The Grattan Institute recommends that Melbourne introduce a “CBD cordon” congestion charge, similar to what is in place in London. Meanwhile, the report suggests that Sydney should add similar charges in key areas such as the Spit Bridge, and areas between the CBD and Drummoyne.

“Don’t listen to the politicians who tell you big new roads will be ‘congestion busters’,” Grattan Institute Transport Program Director Marion Terrill said.

“You can’t build your way out of congestion.”

The new plans would see people paying the charge during peak hours having a quicker and more reliable trip, given there would be fewer cars on the road. Those that were travelling outside of peak hours would avoid the charge, as they wouldn’t be driving into the cordon during peak hours.

From a parking perspective, the new report suggests that Melbourne’s CBD parking levy should be doubled to match that of Sydney.
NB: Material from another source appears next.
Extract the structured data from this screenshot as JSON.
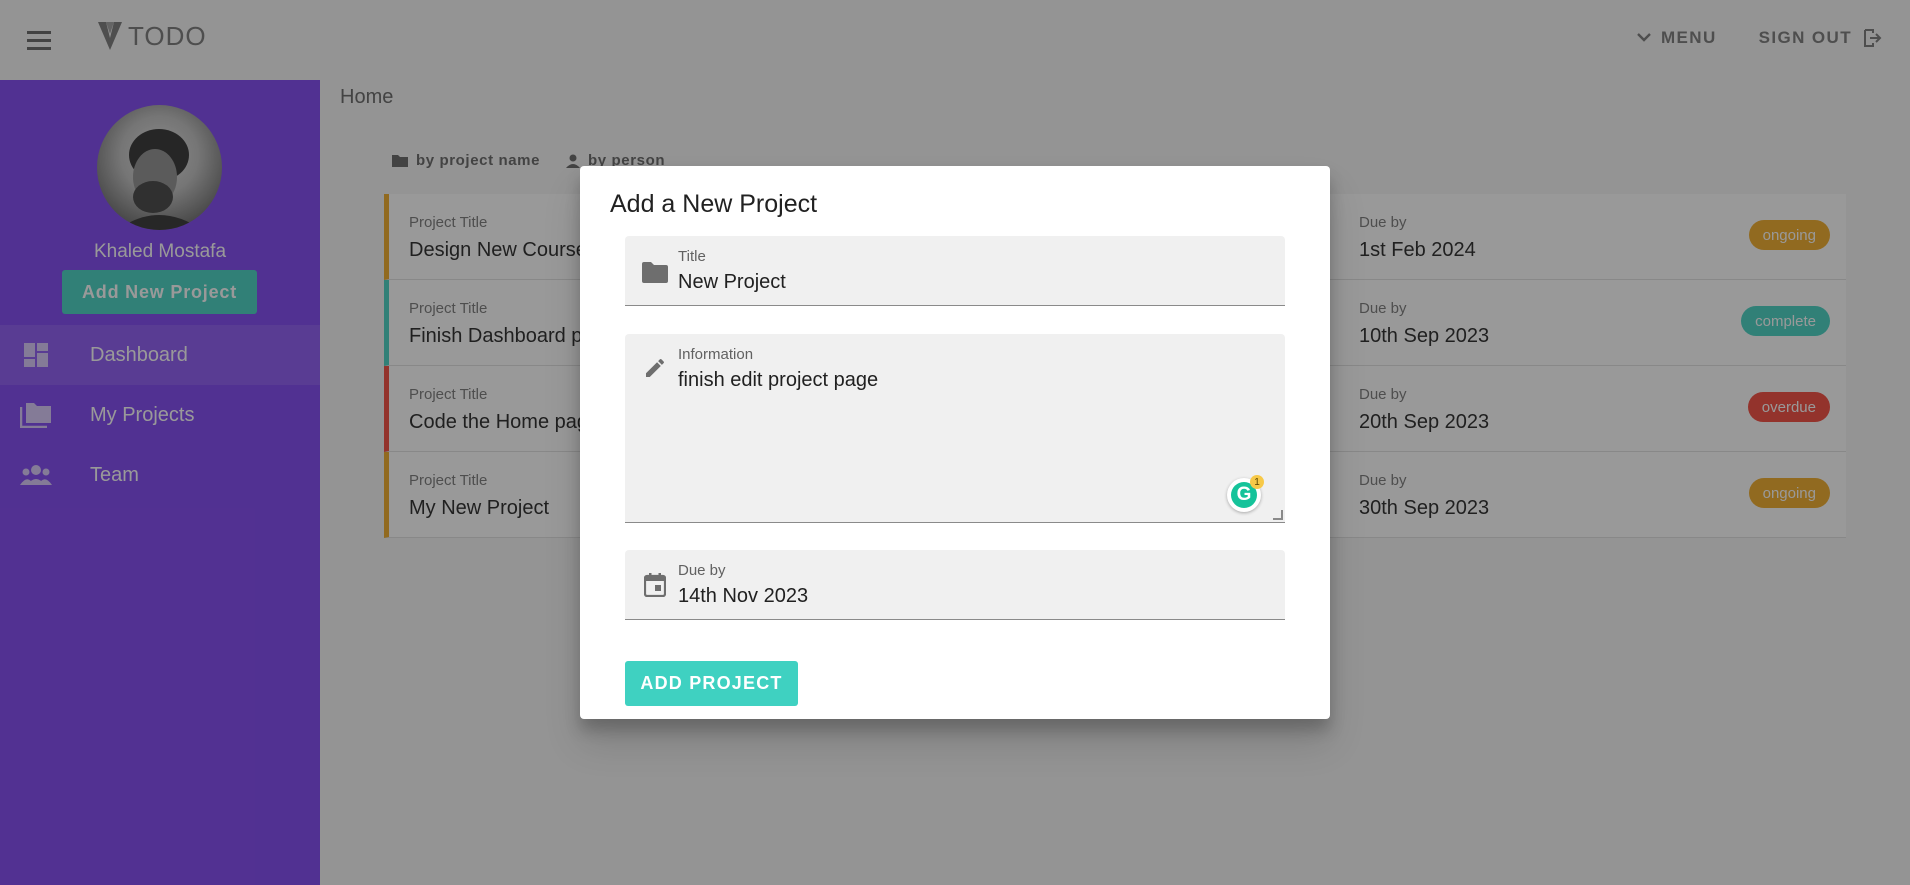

Such a move would be designed to discourage city commuters from driving to work and to take up public transport or cycling instead.
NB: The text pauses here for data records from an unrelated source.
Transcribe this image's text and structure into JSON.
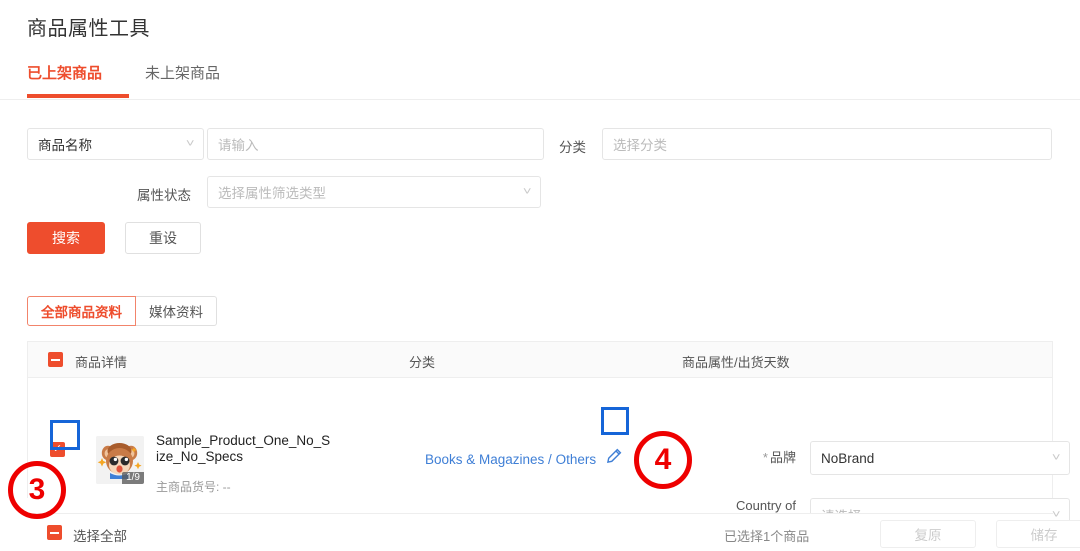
{
  "header": {
    "title": "商品属性工具",
    "tabs": [
      {
        "label": "已上架商品",
        "active": true
      },
      {
        "label": "未上架商品",
        "active": false
      }
    ]
  },
  "filters": {
    "name_select_value": "商品名称",
    "name_input_placeholder": "请输入",
    "category_label": "分类",
    "category_input_placeholder": "选择分类",
    "attr_status_label": "属性状态",
    "attr_status_placeholder": "选择属性筛选类型",
    "search_button": "搜索",
    "reset_button": "重设"
  },
  "segmented": {
    "items": [
      {
        "label": "全部商品资料",
        "active": true
      },
      {
        "label": "媒体资料",
        "active": false
      }
    ]
  },
  "table": {
    "columns": {
      "detail": "商品详情",
      "category": "分类",
      "attributes": "商品属性/出货天数"
    },
    "rows": [
      {
        "selected": true,
        "image_count_badge": "1/9",
        "product_name": "Sample_Product_One_No_Size_No_Specs",
        "sku_label": "主商品货号: --",
        "category_path": "Books & Magazines / Others",
        "edit_icon": "pencil-icon",
        "attributes": [
          {
            "required_marker": "*",
            "label": "品牌",
            "value": "NoBrand",
            "is_placeholder": false
          },
          {
            "required_marker": "",
            "label": "Country of Origin",
            "value": "请选择",
            "is_placeholder": true
          }
        ]
      }
    ]
  },
  "footer": {
    "select_all_label": "选择全部",
    "selection_count_text": "已选择1个商品",
    "restore_button": "复原",
    "save_button": "储存"
  },
  "annotations": [
    {
      "id": "3",
      "kind": "step-marker"
    },
    {
      "id": "4",
      "kind": "step-marker"
    }
  ],
  "colors": {
    "accent": "#ee4d2d",
    "link": "#3f7fd6",
    "annotation_red": "#ee0000",
    "annotation_blue": "#1565d8"
  }
}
“New roads are important for areas of new growth or substantial redevelopment, but close to the city centres it is often more effective and always cheaper to invest in smaller-scale engineering and technology improvements such as traffic-light coordination, smarter intersection design, variable speed limits and better road surfaces and gradients,” the report said.

Ms Terrill said that “more sophisticated solutions” were needed if Australia’s major cities were to catch up with London, Stockholm and Singapore – all of whom have successfully introduced congestion charges in recent years.

“For Sydney and Melbourne, congestion pricing would deliver city-wide benefits: not only reducing the amount of time we spend stuck in traffic but also funding better public transport and a cut to car registration fees.”

For more information about the research, click here